That some cities are vibrant while others are in decline is starkly apparent. In The Wealth and Poverty of Cities, Mario Polèse argues that focusing on city attributes is too narrow. Cities do not control the basic conditions that determine their success or failure as sources of economic growth and well-being.
Nations matter because successful metropolitan economies do not spring forth spontaneously. The values, norms, and institutions that shape social relationships are national attributes. The preconditions for the creation of wealth-the rule of law, public education, and sound macroeconomic management among the most fundamental-are the responsibility of the state. By considering national fiscal and monetary policies and state policies governing the organization of cities, this book disentangles two processes: the mechanics of creating wealth and the mechanics of agglomeration or capturing wealth. Polèse explains the two-stage process in which the proper conditions must first be in place for the benefits of agglomeration to fully flower.
Polèse interweaves evocative descriptions of various cities, contrasting cities that have been helped or hurt by local and national policies wise or ill-advised. From New York to Vienna, Buenos Aires to Port au Prince, the cities come to life. Throughout the book Polèse highlights four factors that help explain strengths and weaknesses of cities as foci of economic opportunity and social cohesion: institutions, people, centrality, and chance. The result is a nuanced and accessible introduction to the economy of cities and an original perspective on what needs to improve.

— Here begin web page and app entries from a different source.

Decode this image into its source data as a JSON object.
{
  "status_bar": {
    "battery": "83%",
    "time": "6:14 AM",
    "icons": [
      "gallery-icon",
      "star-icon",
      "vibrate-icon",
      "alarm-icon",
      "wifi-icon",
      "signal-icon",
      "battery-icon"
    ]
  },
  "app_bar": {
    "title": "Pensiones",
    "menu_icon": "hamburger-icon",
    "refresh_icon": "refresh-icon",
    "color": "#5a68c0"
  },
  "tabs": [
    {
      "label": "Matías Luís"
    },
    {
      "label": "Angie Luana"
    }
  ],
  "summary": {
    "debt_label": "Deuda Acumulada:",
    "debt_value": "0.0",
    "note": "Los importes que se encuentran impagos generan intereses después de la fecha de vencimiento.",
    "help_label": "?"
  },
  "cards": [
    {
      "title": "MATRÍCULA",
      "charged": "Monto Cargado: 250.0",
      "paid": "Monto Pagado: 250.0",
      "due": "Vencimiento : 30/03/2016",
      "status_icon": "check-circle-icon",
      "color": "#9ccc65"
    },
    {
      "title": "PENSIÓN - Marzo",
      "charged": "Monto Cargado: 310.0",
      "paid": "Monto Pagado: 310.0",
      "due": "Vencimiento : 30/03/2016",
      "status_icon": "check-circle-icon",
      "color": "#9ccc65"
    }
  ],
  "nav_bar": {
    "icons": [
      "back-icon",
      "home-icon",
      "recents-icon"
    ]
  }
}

Cities that have managed to produce livable urban environments for the majority of their citizens mirror the societies that spawned them. Similarly, cities that have failed are almost always signs of more deep-rooted failures. If the nation does not work, neither will its cities.